This is pretty self-explanatory. I’ve always loved to read, so an obvious job choice for a six-year-old would be to be a librarian. All of my librarians growing up fostered my love of reading. And I really enjoyed our library time and learning from them, so I wanted to be them.
The second part of this is… less clear. I suppose even kindergarten Michaela knew that just one clear directive was not enough for an ADHD mind. So, I wanted to not only run the library but also own a bakery that was connected to the library. My dream was to sell my bread and cakes and cookies and whatever other carbs I could whip up.
Now, even though this is my lowest ranked option, this still sounds PHENOMENAL. My main concerns are that:
- I talk too much, so I could not be in charge of maintaining a quiet environment.
- I can bake very elementary recipes, but nothing beyond that.
- You can’t bring food in the library, so I would be forced to smell my delicious creations without getting to eat them. Torture
Now look, being a spy? That’s still sick as heck. I would love to do this, but being a spy is extremely hard and physically demanding. Though I could certainly make myself achieve that level of physique, that does not really sound like a career I would want to pursue.
Also, I have anxiety about turning in homework. I cannot handle a potential national security crisis.
Food, writing, notoriety? Sounds like a perfect combination for young Michaela. However, the issue with this job is that food cannot be categorized simply as “I like it” or “I do not like it.”
This particular job I did try out for a short time, always bringing my notebook with me to dinners at locales, such as B-Dubs, and our own kitchen. But I quickly realized that, even though I have a good knack for picking out flavors, that is the extent of my culinary expertise.
Pop/Rockstar (specifically Hannah Montana)

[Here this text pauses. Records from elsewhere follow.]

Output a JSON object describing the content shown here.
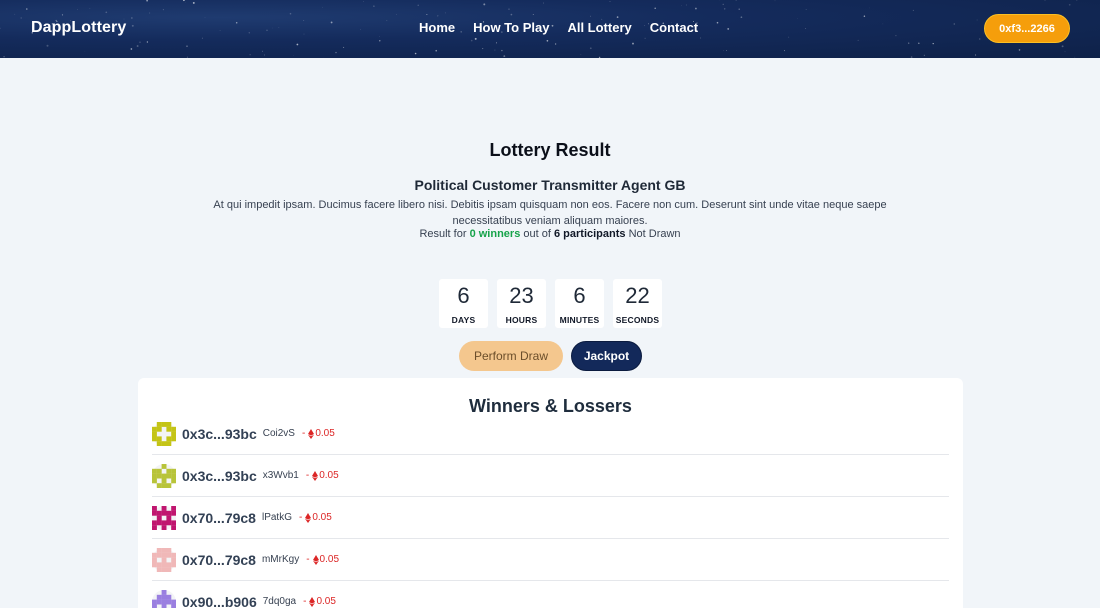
{
  "header": {
    "brand": "DappLottery",
    "nav": [
      {
        "label": "Home"
      },
      {
        "label": "How To Play"
      },
      {
        "label": "All Lottery"
      },
      {
        "label": "Contact"
      }
    ],
    "wallet_label": "0xf3...2266"
  },
  "main": {
    "title": "Lottery Result",
    "lottery_name": "Political Customer Transmitter Agent GB",
    "description": "At qui impedit ipsam. Ducimus facere libero nisi. Debitis ipsam quisquam non eos. Facere non cum. Deserunt sint unde vitae neque saepe necessitatibus veniam aliquam maiores.",
    "result": {
      "prefix": "Result for",
      "winners": "0 winners",
      "middle": "out of",
      "participants": "6 participants",
      "status": "Not Drawn"
    }
  },
  "countdown": [
    {
      "value": "6",
      "label": "DAYS"
    },
    {
      "value": "23",
      "label": "HOURS"
    },
    {
      "value": "6",
      "label": "MINUTES"
    },
    {
      "value": "22",
      "label": "SECONDS"
    }
  ],
  "buttons": {
    "perform_draw": "Perform Draw",
    "jackpot": "Jackpot"
  },
  "winners_card": {
    "title": "Winners & Lossers",
    "rows": [
      {
        "address": "0x3c...93bc",
        "code": "Coi2vS",
        "amount_prefix": "-",
        "amount": "0.05",
        "avatar_color": "#c4c416"
      },
      {
        "address": "0x3c...93bc",
        "code": "x3Wvb1",
        "amount_prefix": "-",
        "amount": "0.05",
        "avatar_color": "#b8c43a"
      },
      {
        "address": "0x70...79c8",
        "code": "lPatkG",
        "amount_prefix": "-",
        "amount": "0.05",
        "avatar_color": "#c0166f"
      },
      {
        "address": "0x70...79c8",
        "code": "mMrKgy",
        "amount_prefix": "-",
        "amount": "0.05",
        "avatar_color": "#f0b8b8"
      },
      {
        "address": "0x90...b906",
        "code": "7dq0ga",
        "amount_prefix": "-",
        "amount": "0.05",
        "avatar_color": "#9a7fe0"
      }
    ]
  },
  "colors": {
    "header_bg": "#142b5c",
    "accent": "#f59e0b",
    "winner_green": "#16a34a",
    "loss_red": "#dc2626",
    "jackpot_bg": "#13295a"
  }
}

This was short-lived, as I realized that I could not play guitar nor sing well. I was an immense fan of Hannah Montana, even having my own secret Rockstar journal (with worksheets on being a famous rock/pop star.
With this, though, comes my desire to make my own music, and thus the immense pressure to create music that I feel comfortable sharing. Even as an adult, I have a hard time performing musically in front of others, even with pieces that I have little attachment to.
Similar to being Hannah Montana, the vulnerability that comes with sharing art is a blockade to this, the next, and to an extent, the next job on this list.
As a child, I was given a camcorder, which was a horrible idea. From this moment, I became a “director” -or actually more of a videographer- of short films of myself, family, friends, and unassuming neighbors. All of them embodying my artistic vision.
However, I quickly realized that without access to sound, editing, costumes, or special effects, most of my ground-breaking art was not accessible for me to make. But I did learn how to edit in iMovie, a skill that has served me well even through college. Also, I don’t think I understood that even small-scale productions had more than just directors and actors but were a small army of folks.
As much as I would like to say I made ground-breaking content at eight years old, I was really just more interested in the fantasy of being the #headgirlbossincharge.
Ah yes, to be an author. As a child, I enjoyed writing immensely, especially very unwarrantedly complex fantasy stories that I had no business writing. I would create worlds and characters and intricate dynamics in my head but had very few tools to express the range of what I envisioned.
Though this job isn’t something I am still working towards, this childhood ambition to become a best-selling author gave me confidence in my writing abilities. Yes, even though I was never the type who won the classroom award or got picked to read my story aloud. I liked my stories. And my dad taught me to accept feedback and improve upon what I had written rather than pressuring myself to make a perfect encapsulation of my idea on the first draft.
This job I would still love to have. I don’t know if I have the writing skills or the creativity now that I am at the frail age of 20, but writing is still something I love to do, even if just for myself.
Though not the sexiest job, this is a career I’ve always wanted for myself. Even now, I still plan to teach after completing my undergraduate, and the inspiration isn’t some fantastical story or a groundbreaking moment in my life. It’s as simple as the fact that my parents were both teachers, so it just made sense for me to be one too.
As I’ve grown, school has always been something I’ve genuinely enjoyed. Learning about different subjects, meeting new peers and teachers, and having a routine in timing, but without monotony in my daily activities. Since so much of my life has been entrenched in school -both while I was in the classroom and as I spent time wandering the halls of my elementary, middle, and high school while my parents worked, school has always been a place where I’ve felt I can shine.
With teacher still ranking high on the list, currently, what I’m learning in school, what I’m doing for student organizations, what I’m doing for my jobs, is all focused on making sure that I can be the best teacher possible, so when I have aspiring: food critics, rockstars, directors, authors, spies or whatever, in my own classroom, I know how to help them achieve their dreams.
Even the ones as fleeting as a library plus bakery.